Directions: Repeat each line of the data below exactly, but skip the pictures.

Component data from apps and pages
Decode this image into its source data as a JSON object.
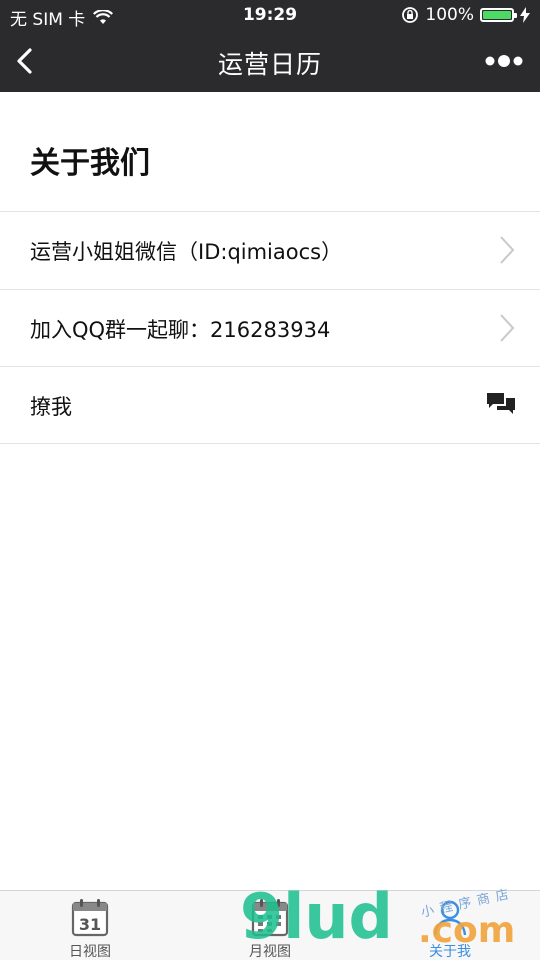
{
  "status_bar": {
    "carrier": "无 SIM 卡",
    "time": "19:29",
    "battery": "100%"
  },
  "nav": {
    "title": "运营日历",
    "back_icon": "chevron-left-icon",
    "more_icon": "more-dots-icon"
  },
  "section": {
    "title": "关于我们"
  },
  "rows": [
    {
      "label": "运营小姐姐微信（ID:qimiaocs）",
      "icon": "chevron-right-icon"
    },
    {
      "label": "加入QQ群一起聊：216283934",
      "icon": "chevron-right-icon"
    },
    {
      "label": "撩我",
      "icon": "chat-bubbles-icon"
    }
  ],
  "tabbar": {
    "tabs": [
      {
        "label": "日视图",
        "icon": "calendar-31-icon"
      },
      {
        "label": "月视图",
        "icon": "calendar-grid-icon"
      },
      {
        "label": "关于我",
        "icon": "person-icon",
        "active": true
      }
    ],
    "calendar_day": "31"
  },
  "watermark": {
    "brand": "9lud",
    "suffix": ".com",
    "dot": ".",
    "shop": "小程序商店"
  },
  "colors": {
    "nav_bg": "#2b2b2e",
    "tab_active": "#3a8fe0",
    "battery": "#4cd964"
  }
}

Result:
Decode this image into its source data as a JSON object.
{
  "status_bar": {
    "carrier": "无 SIM 卡",
    "time": "19:29",
    "battery": "100%"
  },
  "nav": {
    "title": "运营日历",
    "back_icon": "chevron-left-icon",
    "more_icon": "more-dots-icon"
  },
  "section": {
    "title": "关于我们"
  },
  "rows": [
    {
      "label": "运营小姐姐微信（ID:qimiaocs）",
      "icon": "chevron-right-icon"
    },
    {
      "label": "加入QQ群一起聊：216283934",
      "icon": "chevron-right-icon"
    },
    {
      "label": "撩我",
      "icon": "chat-bubbles-icon"
    }
  ],
  "tabbar": {
    "tabs": [
      {
        "label": "日视图",
        "icon": "calendar-31-icon"
      },
      {
        "label": "月视图",
        "icon": "calendar-grid-icon"
      },
      {
        "label": "关于我",
        "icon": "person-icon",
        "active": true
      }
    ],
    "calendar_day": "31"
  },
  "watermark": {
    "brand": "9lud",
    "suffix": ".com",
    "dot": ".",
    "shop": "小程序商店"
  },
  "colors": {
    "nav_bg": "#2b2b2e",
    "tab_active": "#3a8fe0",
    "battery": "#4cd964"
  }
}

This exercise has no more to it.